More Than Half of Americans Could Drown. Are You One?
FitRec instructors offer swimming lessons for all ages
In this community of scholars and increasingly gifted students, there is one skill that hundreds haven’t mastered: how to swim.
They’re far from alone. The summer swim season arrived with news from the Red Cross that more than half of Americans either can’t swim or don’t swim well enough to do every one of five lifesaving skills: float or tread water for one minute, swim one pool length without pausing, jump into deep water and come up for air, exit a pool without a ladder, and spin around in water and then find their way to the surface.
The news doesn’t surprise Michelle Wong, aquatics manager at BU’s Fitness & Recreation Center, whose staff includes about 30 swim instructors during the summer (that swells to 40 during the academic year). She estimates that last year alone, more than 200 students and BU staff took swimming lessons at FitRec. Lessons are available to children and adults, be they BU community members or not, and public, semiprivate, or private classes are offered. BU students may take lessons that confer one physical education credit. Given that drowning is often a silent death that even nearby adults fail to notice, that’s a potentially lifesaving credit.
Wong spoke with BU Today about the Red Cross survey, its applicability to the University, and whether BU should join the minority of American universities that require a swim test for graduation.
BU Today: Were you surprised by the Red Cross survey results?
Wong: I wasn’t surprised. It says that more than 50 percent don’t know the basics; it’s been like that for a long time. It is important for people to learn how to swim. If you’re out on a beach or on a cruise, you never know what will happen. These basic skills are the fundamentals any individual should know.
I’ve been here since October, and the majority of participants in our adult instruction programming are students who don’t know how to swim. Of all our courses—beginning swim, stroke improvement, fitness swim—beginning swim is the one that usually fills up the quickest, with BU students, staff, or alumni. In our beginning swim classes, I’ve seen them start from scratch, where they don’t know how to swim, and at the end of the semester, they’re swimming in the dive area, 13 feet deep.
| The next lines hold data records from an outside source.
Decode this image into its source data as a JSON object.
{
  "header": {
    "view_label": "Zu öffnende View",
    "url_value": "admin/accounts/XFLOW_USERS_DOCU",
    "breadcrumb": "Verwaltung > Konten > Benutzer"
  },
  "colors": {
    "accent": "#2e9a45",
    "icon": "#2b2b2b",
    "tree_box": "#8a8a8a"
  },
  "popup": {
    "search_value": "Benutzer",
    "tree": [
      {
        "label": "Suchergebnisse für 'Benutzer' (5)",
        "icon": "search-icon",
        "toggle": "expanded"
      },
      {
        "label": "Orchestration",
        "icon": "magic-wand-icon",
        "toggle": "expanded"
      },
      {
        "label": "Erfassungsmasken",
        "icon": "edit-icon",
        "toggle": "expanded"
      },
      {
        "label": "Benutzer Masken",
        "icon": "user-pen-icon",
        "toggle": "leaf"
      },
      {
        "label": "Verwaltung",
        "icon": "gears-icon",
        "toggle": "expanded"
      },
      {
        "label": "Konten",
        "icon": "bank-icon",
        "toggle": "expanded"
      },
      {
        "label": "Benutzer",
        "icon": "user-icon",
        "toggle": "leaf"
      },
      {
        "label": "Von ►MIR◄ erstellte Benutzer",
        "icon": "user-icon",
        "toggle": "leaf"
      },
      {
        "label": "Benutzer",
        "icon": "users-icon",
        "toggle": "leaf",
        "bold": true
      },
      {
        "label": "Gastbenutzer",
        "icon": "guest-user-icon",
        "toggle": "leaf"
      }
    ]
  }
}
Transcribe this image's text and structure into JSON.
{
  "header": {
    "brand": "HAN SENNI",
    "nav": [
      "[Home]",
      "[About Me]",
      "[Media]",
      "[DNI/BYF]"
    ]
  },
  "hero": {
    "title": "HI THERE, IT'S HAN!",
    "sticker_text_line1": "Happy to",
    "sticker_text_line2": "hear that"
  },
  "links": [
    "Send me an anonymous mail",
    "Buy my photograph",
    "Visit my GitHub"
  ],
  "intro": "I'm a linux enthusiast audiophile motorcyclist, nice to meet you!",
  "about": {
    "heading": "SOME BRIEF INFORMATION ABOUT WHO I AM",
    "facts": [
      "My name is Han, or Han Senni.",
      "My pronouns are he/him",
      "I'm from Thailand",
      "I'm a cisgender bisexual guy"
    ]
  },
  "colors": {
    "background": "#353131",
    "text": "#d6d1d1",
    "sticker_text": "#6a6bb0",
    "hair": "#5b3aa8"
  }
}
It’s not a guarantee that they’ll know how to swim in three months; it really depends on the individual.
Why have some adults never learned to swim?
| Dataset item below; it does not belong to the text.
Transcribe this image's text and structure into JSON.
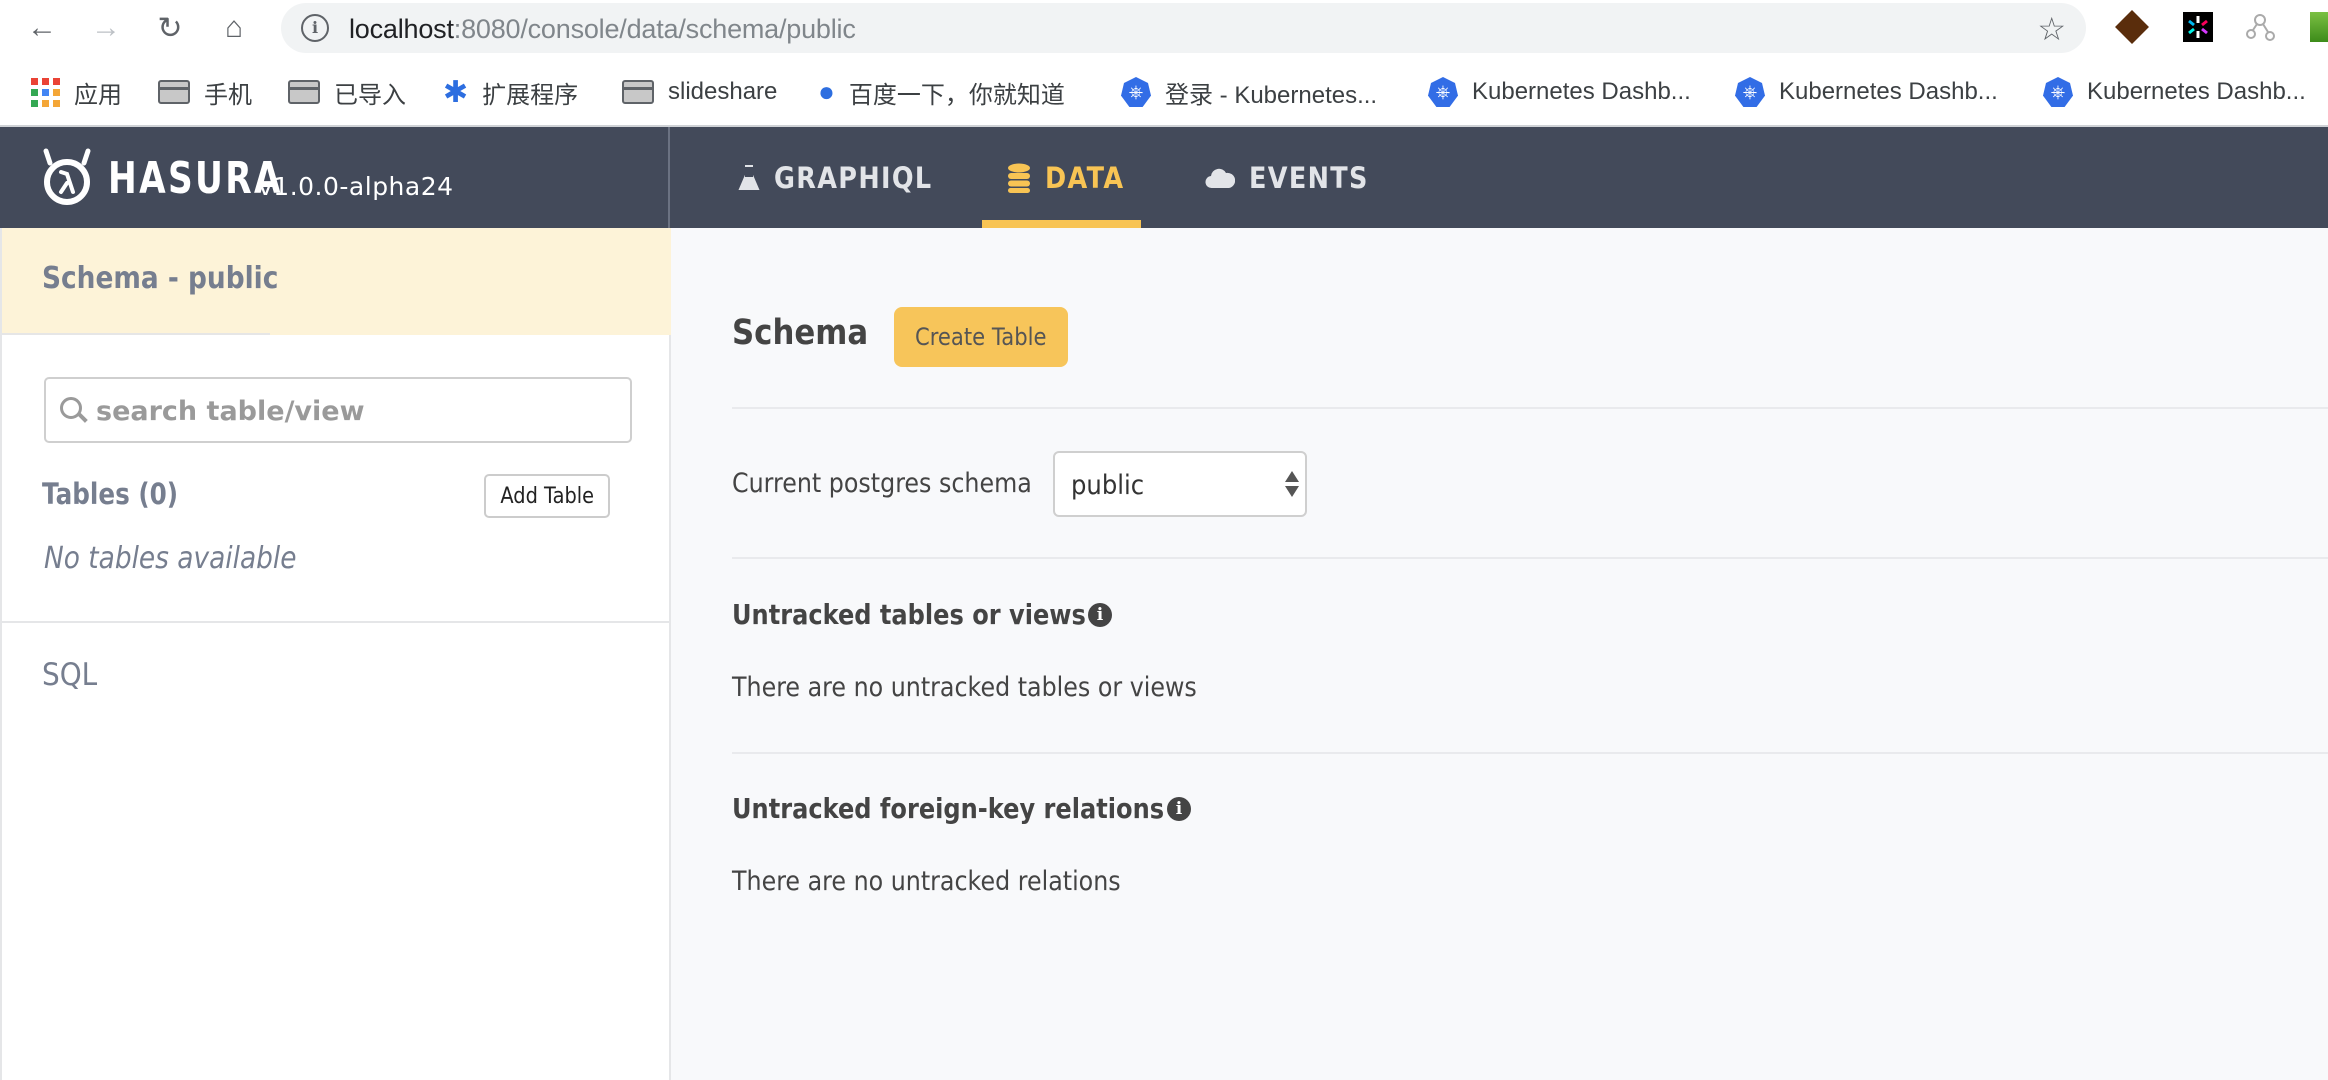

Maybe they experienced a fear of water at some point—they almost drowned. Or they feel, “I don’t want to get into the water if my kid sees that I fear the water.”
A person might be embarrassed to admit that he or she doesn’t know how to swim. Do you worry there might be a stigma?
A lot of our youth programs are at max capacity. Our adult ones—I would not say we’re never at max capacity, but there’s always room to grow an adult program. I don’t think people are embarrassed that they don’t know how to swim. It’s really a question of putting in the time and effort. You have to come, you have to get dressed; after your lesson, you have to shower. Instead of a 45-minute workout, it’s like an hour and half, two hours. In some of our programs, we’ll have a full class at the beginning of the year, and people will start to dwindle away after half the class.
Do you think BU should require students to prove they can swim as a condition for getting their degree?
Honestly, I’m indifferent. If they really want to learn to swim, we have these programs that we’re offering. I’ve seen people who are just not comfortable at all in the water, even if they’ve had swim lessons before. Some people just can’t get over the fear of it. So I don’t want to force somebody to take the swim test if they just can’t do it. If they don’t pass and have to take a course for their first semester, it’s not guaranteed that they’ll learn to swim, because people progress differently.
This article was originally published June 12, 2014.3 Comments